Anyone who spots a marine mammal in distress must immediately report their sighting to DFO at 1-800-465-4336.



andrew.bailey@westerlynews.ca

Like us on Facebook and follow us on Twitter

READ MORE: VIDEO: Rescued eagle released in Ucluelet

READ MORE: VIDEO: Rescued fur seal released in Ucluelet

READ MORE: Sea lion shot in Ucluelet euthanized at Vancouver Aquarium

Just Posted

Man charged with stealing Chief Dan George sculpture from Abbotsford school

Piece turned up in Mission pawn shop after Chilliwack artist noticed it missing this summer

New real-time location technology coming soon to Fraser Valley buses

Waiting riders will be able to see location of their bus using their phones

VIDEO, PHOTOS: Pie-eating aficionados in Mission

Annual Country Fall Fair featured entertainment, local produce and a pie-eating contest

PHOTOS: Mission Terry Fox Run attracts big crowd

Plenty of runners braved the bad weather to help support the annual event

Supernatural fundraiser coming to Kilby this October

The Vancouver Supernatural Group will be investigating paranormal activity at the historic site

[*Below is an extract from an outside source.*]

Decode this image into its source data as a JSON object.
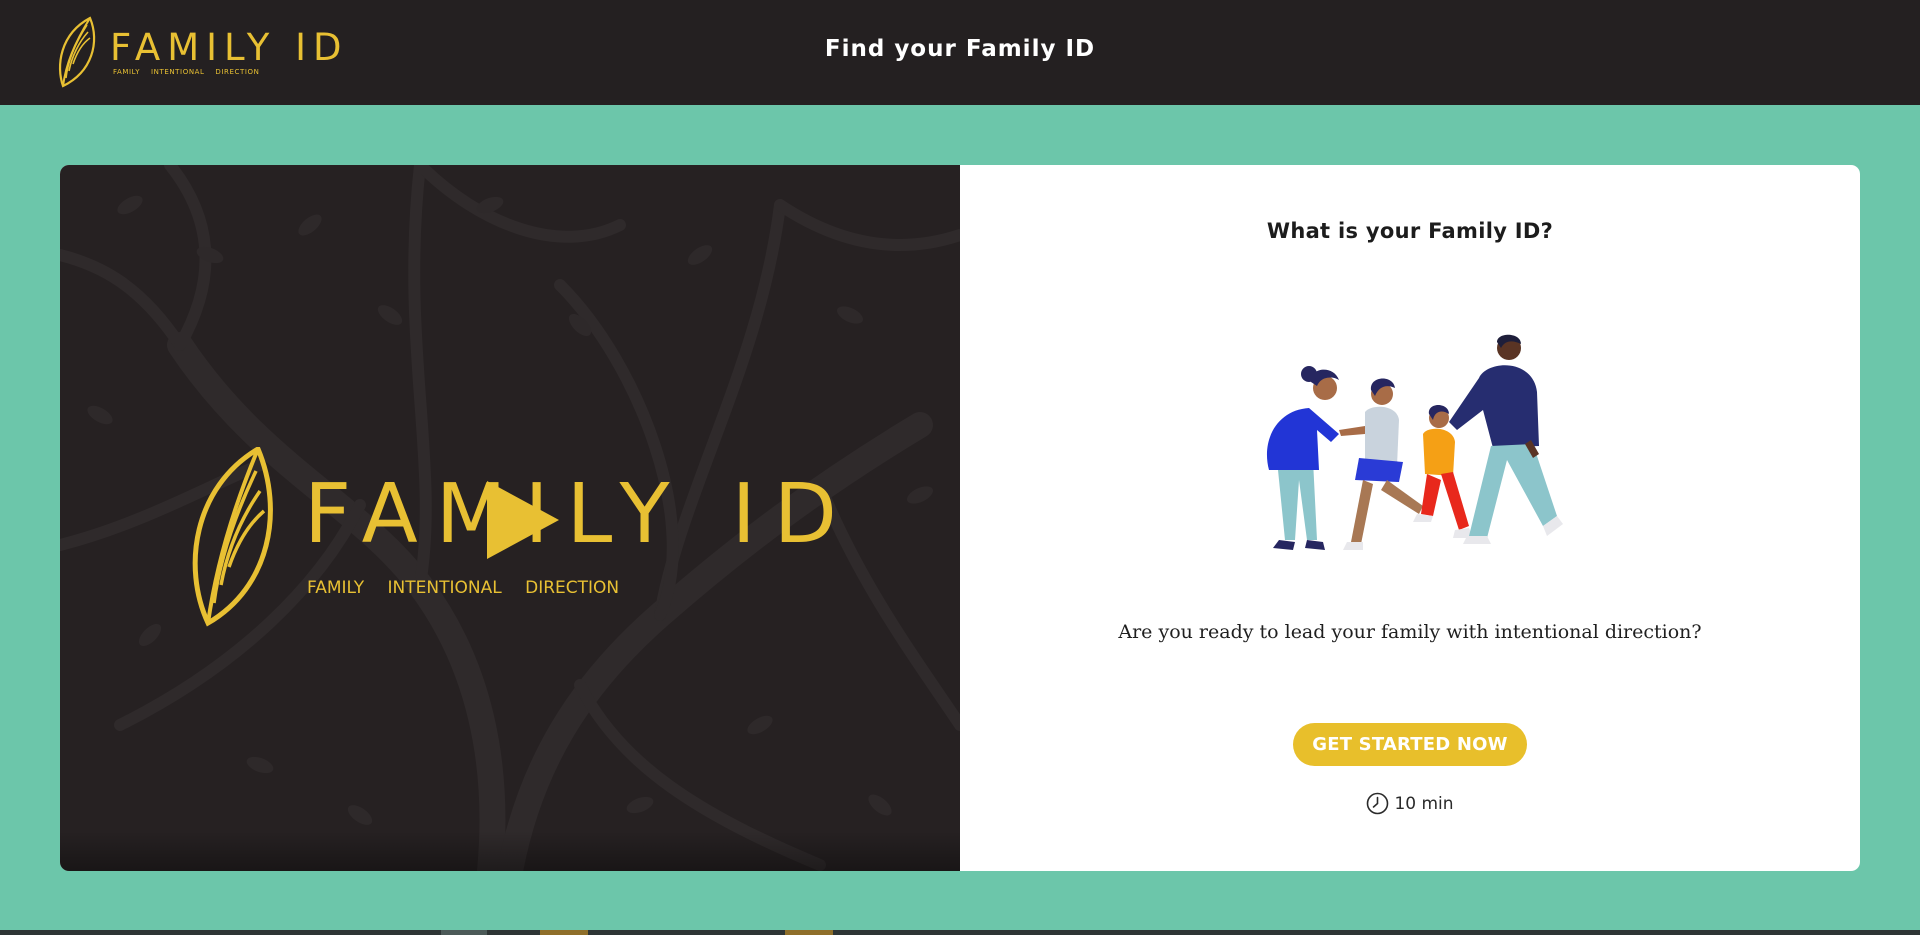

VIDEO: Liberals make child care pledge, Greens unveil platform on Day 6 of campaign

Green party leader Elizabeth May unveils her party’s platform in Toronto

Canucks sign Brock Boeser to three-year, US$17.6-million deal

Young sniper will be in Vancouver Tuesday

B.C. forest industry looks to a high-technology future

Restructuring similar to Europe 15 years ago, executive says

RCMP conclude investigation into 2017 Elephant Hill wildfire

Files have been turned over to BC Prosecution Service

B.C. wants to be part of global resolution in opioid company bankruptcy claim

Government says settlement must include Canadian claims for devastation created by overdose crisis

Guilty plea in Lower Mainland break-and-enter spree

Gordon Vincent Gladstone, 42, was charged with 12 counts relating to a dozen incidents in late 2018

Vancouver police officer hit with bear spray mid-arrest

Officer had been trying to arrest a woman wanted province-wide

B.C. ends ‘birth alerts’ in child welfare cases

‘Social service workers will no longer share information about expectant parents without consent’

U.S. student, killed in Bamfield bus crash, remembered as ‘kind, intelligent, talented’

John Geerdes, 18, was one of two UVic students killed in the crash on Friday night

Most Read